Cuesta College, San Luis Obispo, CA
Students have a weekly online reading assignment (hosted by SurveyMonkey.com), where they answer questions based on reading their textbook, material covered in previous lectures, opinion questions, and/or asking (anonymous) questions or making (anonymous) comments. Full credit is given for completing the online reading assignment before next week's lecture, regardless if whether their answers are correct/incorrect. Selected results/questions/comments are addressed by the instructor at the start of the following lecture.
The following questions were asked on reading textbook chapters and previewing presentations on eclipses, and an preliminary overview of the history of astronomy.
Selected/edited responses are given below.
Describe something you found interesting from the assigned textbook reading or presentation preview, and explain why this was personally interesting for you.
"Eclipses, because I was always curious about them and it's nice to finally learn more about them."
"How people were able to piece together theories about the solar system hundreds of years ago. It's amazing the things they were able to come up with even without the technology that we have today."
"You can see an eclipse through a pinhole in a card onto another card. This was interesting because I did't know you could do that."
"That there was more to a solar eclipse than just the moon being in front of the sun. Also that to be able to see a full eclipse you had to be in the penumbra to see it and is only in a few parts of the earth in a straight line."
"I liked reading the background of how all of the astronomers were talked about and their backgrounds and how they were able to build more of an understanding from the previous astronomer."
"I liked learning the difference in eclipses. I knew the names of solar and lunar eclipses, but I didn't know exactly what they were and their differences, I thought they may have just been a different time of year."
Describe something you found confusing from the assigned textbook reading or presentation preview, and explain why this was personally confusing for you.
"How to tell whether or not the moon was going to be eclipsed by looking at the edges of the full moon and determining if they are ragged or completely sharp."
"I'm not really confused, just a little overwhelmed with the terminology.
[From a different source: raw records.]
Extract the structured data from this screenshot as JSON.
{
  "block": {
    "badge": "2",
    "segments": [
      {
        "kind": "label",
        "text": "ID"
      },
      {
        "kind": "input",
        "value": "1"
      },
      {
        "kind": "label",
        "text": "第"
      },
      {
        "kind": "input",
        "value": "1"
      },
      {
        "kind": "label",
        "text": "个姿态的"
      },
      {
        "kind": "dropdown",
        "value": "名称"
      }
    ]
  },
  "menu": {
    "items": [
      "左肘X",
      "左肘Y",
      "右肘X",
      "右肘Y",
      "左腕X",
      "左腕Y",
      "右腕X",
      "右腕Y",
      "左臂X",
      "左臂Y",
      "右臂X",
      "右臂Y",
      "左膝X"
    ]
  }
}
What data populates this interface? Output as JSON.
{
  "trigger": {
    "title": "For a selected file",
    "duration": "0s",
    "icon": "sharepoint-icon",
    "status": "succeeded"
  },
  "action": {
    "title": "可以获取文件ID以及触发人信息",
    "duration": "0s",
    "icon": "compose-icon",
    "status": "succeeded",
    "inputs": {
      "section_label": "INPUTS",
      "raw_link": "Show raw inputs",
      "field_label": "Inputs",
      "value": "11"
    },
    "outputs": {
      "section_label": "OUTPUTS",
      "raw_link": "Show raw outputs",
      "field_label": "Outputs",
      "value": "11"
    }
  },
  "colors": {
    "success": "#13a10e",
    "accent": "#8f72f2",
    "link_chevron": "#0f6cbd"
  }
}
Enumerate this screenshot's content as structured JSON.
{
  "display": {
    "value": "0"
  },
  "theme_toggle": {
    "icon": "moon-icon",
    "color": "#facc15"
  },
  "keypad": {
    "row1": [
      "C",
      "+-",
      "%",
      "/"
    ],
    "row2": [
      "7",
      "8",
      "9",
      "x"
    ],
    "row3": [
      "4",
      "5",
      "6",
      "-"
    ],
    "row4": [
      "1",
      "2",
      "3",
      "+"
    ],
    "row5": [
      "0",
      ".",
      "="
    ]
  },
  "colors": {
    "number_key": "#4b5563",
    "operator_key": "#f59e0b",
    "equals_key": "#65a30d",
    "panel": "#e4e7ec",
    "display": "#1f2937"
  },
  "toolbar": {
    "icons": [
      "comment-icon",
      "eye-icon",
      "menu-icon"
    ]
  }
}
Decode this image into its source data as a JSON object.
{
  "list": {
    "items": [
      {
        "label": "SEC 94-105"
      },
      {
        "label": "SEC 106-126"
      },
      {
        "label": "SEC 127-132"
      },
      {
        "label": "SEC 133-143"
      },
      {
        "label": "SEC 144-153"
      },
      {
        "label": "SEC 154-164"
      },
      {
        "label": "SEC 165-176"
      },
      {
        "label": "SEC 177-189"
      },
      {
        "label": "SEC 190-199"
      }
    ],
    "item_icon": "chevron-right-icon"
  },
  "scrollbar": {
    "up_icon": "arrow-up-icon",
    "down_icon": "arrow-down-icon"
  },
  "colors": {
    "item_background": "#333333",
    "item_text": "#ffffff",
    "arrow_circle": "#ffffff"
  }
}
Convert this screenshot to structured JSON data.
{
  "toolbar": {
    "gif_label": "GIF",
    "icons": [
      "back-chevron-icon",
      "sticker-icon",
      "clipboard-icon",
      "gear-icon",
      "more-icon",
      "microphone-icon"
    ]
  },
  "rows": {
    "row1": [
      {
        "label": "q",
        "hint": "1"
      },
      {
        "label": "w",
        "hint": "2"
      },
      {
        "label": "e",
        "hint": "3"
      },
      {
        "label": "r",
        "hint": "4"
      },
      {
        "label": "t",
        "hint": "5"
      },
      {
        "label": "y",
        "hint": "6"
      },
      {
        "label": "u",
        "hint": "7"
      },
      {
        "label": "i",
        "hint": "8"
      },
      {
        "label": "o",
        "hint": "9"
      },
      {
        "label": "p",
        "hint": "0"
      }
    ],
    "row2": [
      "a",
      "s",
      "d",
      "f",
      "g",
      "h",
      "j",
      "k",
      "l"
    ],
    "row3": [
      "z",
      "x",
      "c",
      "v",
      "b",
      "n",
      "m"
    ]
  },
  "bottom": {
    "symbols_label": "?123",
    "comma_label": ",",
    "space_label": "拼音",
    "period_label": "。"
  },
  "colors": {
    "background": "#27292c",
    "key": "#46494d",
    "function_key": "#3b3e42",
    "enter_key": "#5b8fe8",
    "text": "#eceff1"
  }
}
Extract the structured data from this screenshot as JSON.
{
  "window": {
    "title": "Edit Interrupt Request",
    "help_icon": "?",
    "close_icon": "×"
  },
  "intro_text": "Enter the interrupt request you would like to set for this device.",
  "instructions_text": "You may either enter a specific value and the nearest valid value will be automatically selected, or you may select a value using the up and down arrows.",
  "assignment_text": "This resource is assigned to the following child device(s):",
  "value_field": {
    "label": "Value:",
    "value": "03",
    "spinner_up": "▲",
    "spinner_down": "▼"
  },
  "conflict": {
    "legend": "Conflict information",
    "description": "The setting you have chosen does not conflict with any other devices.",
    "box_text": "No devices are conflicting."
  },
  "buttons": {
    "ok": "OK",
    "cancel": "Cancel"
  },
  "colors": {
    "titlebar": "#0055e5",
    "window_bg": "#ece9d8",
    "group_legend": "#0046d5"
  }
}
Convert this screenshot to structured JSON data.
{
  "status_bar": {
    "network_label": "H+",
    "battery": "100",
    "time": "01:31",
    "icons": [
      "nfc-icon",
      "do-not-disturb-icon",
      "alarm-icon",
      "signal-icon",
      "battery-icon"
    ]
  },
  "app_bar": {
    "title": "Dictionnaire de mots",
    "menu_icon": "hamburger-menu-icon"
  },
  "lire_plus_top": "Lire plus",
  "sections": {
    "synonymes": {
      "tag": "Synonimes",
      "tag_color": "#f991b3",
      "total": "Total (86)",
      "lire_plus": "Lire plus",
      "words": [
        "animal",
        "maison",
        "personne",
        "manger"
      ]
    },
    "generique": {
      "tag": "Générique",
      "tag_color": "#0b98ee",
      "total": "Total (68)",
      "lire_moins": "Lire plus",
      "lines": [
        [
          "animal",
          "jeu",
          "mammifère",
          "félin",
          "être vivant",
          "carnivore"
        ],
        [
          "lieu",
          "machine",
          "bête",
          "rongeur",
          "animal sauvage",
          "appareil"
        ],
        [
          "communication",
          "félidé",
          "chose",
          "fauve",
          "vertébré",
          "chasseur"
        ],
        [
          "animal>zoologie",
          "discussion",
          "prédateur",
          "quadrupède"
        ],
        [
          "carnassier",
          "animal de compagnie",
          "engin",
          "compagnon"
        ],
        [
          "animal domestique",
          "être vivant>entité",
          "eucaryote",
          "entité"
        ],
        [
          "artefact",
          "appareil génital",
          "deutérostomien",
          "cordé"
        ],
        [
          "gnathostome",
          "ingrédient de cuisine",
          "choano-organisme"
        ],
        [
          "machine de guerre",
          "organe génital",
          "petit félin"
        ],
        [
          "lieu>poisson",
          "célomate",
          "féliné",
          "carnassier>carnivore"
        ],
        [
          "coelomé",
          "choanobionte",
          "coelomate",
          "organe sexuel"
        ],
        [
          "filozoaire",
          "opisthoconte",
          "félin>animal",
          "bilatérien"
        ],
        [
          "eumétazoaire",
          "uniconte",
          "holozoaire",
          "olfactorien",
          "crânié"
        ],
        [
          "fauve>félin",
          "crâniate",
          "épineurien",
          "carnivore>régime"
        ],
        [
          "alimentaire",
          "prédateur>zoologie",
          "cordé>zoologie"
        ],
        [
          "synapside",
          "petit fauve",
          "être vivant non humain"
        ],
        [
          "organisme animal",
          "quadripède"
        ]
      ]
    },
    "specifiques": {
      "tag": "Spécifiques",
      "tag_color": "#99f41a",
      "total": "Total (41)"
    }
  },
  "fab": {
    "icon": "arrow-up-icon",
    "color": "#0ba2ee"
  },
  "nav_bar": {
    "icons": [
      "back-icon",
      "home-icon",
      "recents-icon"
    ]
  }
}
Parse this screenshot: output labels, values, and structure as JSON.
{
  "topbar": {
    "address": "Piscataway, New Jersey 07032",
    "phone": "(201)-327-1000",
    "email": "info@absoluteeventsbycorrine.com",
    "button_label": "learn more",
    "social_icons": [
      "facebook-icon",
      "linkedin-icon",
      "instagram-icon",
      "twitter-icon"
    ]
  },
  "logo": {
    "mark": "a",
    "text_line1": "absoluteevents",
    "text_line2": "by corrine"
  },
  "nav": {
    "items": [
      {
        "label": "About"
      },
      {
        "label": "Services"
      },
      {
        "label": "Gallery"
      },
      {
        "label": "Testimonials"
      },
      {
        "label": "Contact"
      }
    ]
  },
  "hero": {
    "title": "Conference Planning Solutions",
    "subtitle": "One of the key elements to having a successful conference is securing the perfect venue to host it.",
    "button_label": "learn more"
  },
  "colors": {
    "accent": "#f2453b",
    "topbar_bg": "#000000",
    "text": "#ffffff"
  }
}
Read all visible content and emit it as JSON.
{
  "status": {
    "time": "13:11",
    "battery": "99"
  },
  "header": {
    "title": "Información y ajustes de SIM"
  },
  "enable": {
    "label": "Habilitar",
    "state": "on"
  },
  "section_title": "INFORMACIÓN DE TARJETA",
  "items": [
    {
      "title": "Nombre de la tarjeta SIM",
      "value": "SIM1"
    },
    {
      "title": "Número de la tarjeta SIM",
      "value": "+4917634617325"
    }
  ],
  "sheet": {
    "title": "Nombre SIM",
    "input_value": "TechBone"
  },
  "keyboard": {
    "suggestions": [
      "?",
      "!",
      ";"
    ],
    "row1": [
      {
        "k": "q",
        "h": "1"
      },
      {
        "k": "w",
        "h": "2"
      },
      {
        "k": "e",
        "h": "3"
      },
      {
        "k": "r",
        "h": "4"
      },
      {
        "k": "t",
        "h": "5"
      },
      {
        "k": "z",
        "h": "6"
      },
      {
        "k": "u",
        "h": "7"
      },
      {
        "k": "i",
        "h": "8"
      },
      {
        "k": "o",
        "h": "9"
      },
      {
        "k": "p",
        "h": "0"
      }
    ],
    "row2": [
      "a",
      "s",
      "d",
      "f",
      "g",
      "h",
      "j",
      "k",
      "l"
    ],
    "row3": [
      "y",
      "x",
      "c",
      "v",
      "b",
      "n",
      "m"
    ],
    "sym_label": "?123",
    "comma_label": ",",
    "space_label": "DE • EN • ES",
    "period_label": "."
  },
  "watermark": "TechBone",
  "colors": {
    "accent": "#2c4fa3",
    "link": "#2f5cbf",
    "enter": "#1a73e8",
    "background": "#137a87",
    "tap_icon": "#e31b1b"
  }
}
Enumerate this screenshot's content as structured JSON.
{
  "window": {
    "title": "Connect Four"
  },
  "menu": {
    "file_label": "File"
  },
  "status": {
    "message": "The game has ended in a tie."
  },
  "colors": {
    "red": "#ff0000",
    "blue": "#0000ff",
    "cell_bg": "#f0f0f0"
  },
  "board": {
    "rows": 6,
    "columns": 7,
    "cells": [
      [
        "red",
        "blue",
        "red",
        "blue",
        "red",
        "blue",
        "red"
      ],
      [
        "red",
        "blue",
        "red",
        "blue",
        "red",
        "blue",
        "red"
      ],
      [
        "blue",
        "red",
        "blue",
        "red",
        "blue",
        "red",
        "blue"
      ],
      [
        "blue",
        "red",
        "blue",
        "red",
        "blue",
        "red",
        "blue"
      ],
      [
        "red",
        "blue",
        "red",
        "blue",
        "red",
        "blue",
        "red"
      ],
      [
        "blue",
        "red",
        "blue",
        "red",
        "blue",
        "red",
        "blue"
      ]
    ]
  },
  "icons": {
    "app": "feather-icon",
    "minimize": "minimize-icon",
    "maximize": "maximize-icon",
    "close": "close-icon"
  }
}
I'm definitely going to study more."
"What phase(s) of the moon it needs to be in for partial and annular solar eclipses."
A friend of yours has a birthday on March 30. According to your starwheel, the sun would have been located in front of which zodiac sign on that date? (Ignore daylight saving time.)
Aries.   **  Taurus.   *  Gemini.   *  Cancer.    Leo.    Virgo.   **  Libra.    Scorpio.    Sagittarius.    Capricorn.    Aquarius.    Pisces.   *****************  (Unsure/guessing/lost/help!)   *** 
Match the phase of the moon during these eclipse types. (Only correct responses shown.)
Total solar eclipse: new moon [58%]
Partial solar eclipse: new moon [50%]
Annular solar eclipse: new moon [54%]
Total lunar eclipse: full moon [81%]
Partial lunar eclipse: full moon [42%]
Place these astronomers in chronological order of their historical contribution to astronomy. (Only correct responses shown.)
Match these terms with their descriptions. (Only correct responses shown.)
Ideas accepted as truth without further examination: first principles [85%]
Predictions that could be tested by observations: hypotheses [96%]
Universal statements of cause and effect: rational laws [81%]
Describe phenomena without explaining why it occurs: empirical laws [69%]
Ask the instructor an anonymous question, or make a comment. Selected questions/comments may be discussed in class.
"Do you believe astronomy is able to make predictions about the future?" (Let me consult the Magic 8-Ball®.)
"THERE ARE SO MANY NAMES TO REMEMBER." (AND THEY EACH DID SO MANY THINGS. LEARN ALL THE THINGS.)
"I would like it if you could do more presentations, or talk more in detail about what we are studying. I appreciate the group activities, but it is not my learning style. I need more things I can take notes on." (Yes, as long as I get sufficient feedback on what difficulties the class as a whole is having, so I'll know specifically what I should be covering in class. There just isn't enough time in lecture to cover ALL THE THINGS.)
"The textbook is really hard to comprehend about the moon and its solar and lunar eclipses what can I do to help me figure it out?" (I'll make sure to set aside some time to help the class distinguish between all the different eclipse types and causes in class, before you practice this on the in-class activity.)
"What does Mrs. P-dog look like?" (Like this. A total back-country trail-crushing babe.)